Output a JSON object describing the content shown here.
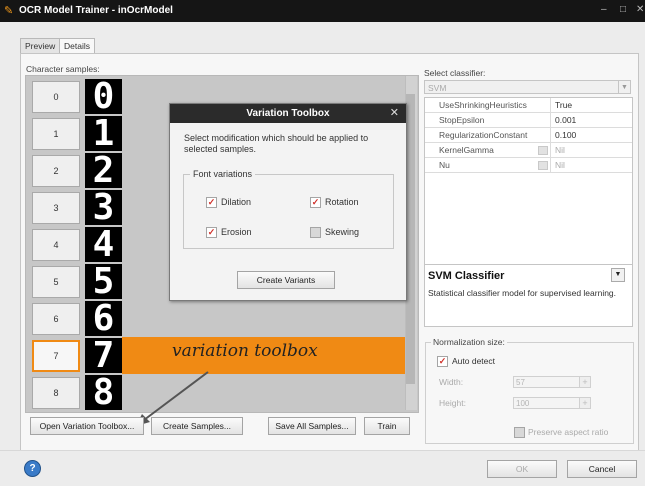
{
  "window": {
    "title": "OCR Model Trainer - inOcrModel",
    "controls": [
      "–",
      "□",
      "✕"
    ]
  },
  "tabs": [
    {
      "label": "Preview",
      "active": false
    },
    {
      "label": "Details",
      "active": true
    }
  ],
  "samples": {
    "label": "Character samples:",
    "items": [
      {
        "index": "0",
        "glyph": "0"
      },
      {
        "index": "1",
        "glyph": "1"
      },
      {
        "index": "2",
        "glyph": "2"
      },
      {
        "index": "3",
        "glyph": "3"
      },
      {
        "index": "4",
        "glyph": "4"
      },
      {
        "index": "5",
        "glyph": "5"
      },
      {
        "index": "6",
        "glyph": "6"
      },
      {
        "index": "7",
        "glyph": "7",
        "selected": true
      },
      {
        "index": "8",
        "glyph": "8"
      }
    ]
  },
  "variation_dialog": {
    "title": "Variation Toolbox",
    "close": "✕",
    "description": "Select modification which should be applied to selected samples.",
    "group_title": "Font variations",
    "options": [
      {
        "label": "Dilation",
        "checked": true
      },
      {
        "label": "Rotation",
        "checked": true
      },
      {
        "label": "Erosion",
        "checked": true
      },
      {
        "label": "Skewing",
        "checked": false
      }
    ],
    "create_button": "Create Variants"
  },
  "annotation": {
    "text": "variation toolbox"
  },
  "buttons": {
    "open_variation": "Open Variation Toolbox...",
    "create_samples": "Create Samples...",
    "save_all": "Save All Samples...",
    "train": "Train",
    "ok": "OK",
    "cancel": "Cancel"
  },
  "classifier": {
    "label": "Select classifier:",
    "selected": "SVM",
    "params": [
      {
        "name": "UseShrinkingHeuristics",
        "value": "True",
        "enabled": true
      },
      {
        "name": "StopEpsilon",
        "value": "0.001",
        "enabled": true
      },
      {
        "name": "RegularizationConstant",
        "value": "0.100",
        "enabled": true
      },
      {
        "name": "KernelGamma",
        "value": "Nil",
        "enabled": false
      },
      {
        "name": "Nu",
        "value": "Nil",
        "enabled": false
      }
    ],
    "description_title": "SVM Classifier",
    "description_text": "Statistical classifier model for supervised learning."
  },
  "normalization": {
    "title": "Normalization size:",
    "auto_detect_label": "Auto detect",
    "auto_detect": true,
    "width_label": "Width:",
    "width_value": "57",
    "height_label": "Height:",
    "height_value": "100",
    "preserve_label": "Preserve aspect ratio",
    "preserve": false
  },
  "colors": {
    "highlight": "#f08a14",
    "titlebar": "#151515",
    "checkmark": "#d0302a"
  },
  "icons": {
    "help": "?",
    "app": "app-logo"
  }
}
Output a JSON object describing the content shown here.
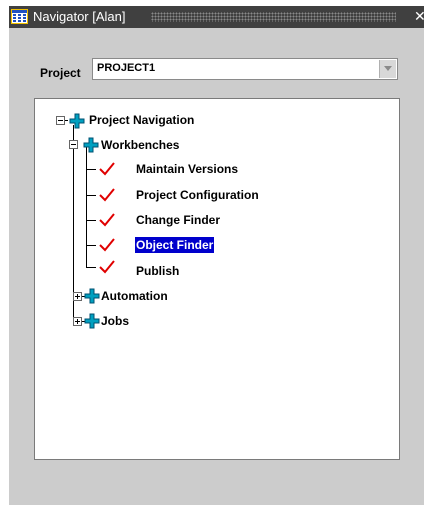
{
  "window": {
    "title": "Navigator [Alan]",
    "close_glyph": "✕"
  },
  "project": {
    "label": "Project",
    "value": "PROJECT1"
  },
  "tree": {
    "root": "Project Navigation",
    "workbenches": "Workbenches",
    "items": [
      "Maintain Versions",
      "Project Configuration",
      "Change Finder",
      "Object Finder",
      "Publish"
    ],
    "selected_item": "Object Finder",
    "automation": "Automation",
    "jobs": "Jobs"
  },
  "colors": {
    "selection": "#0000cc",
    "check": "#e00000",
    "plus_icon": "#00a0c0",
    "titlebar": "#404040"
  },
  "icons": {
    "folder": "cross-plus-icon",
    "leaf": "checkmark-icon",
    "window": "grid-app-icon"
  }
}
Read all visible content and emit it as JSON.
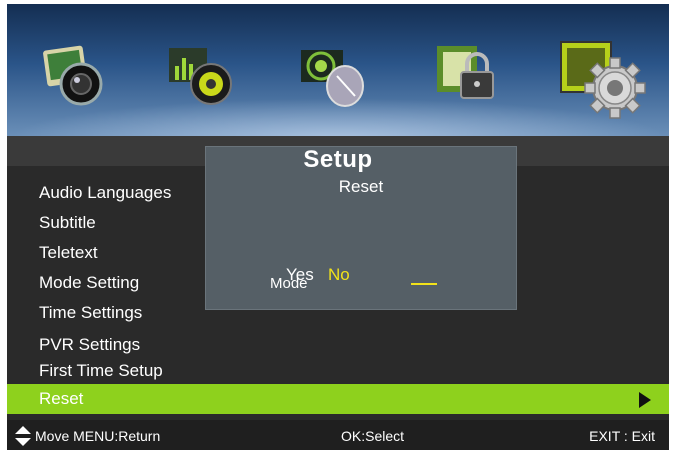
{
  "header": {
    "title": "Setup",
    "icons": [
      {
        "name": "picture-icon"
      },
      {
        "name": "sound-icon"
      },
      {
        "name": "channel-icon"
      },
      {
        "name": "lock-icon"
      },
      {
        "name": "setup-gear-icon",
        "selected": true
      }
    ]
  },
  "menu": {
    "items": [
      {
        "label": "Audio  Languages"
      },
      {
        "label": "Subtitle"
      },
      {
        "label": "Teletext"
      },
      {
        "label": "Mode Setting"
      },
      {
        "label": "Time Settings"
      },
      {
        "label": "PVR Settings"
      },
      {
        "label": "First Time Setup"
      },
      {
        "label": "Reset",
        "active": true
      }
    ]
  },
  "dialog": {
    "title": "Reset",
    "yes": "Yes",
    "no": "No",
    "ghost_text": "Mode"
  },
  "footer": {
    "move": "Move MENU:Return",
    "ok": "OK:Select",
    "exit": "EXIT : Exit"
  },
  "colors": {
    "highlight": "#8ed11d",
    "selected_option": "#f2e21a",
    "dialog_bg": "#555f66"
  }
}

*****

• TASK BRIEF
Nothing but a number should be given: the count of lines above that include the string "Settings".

• EXERCISE ANSWER
2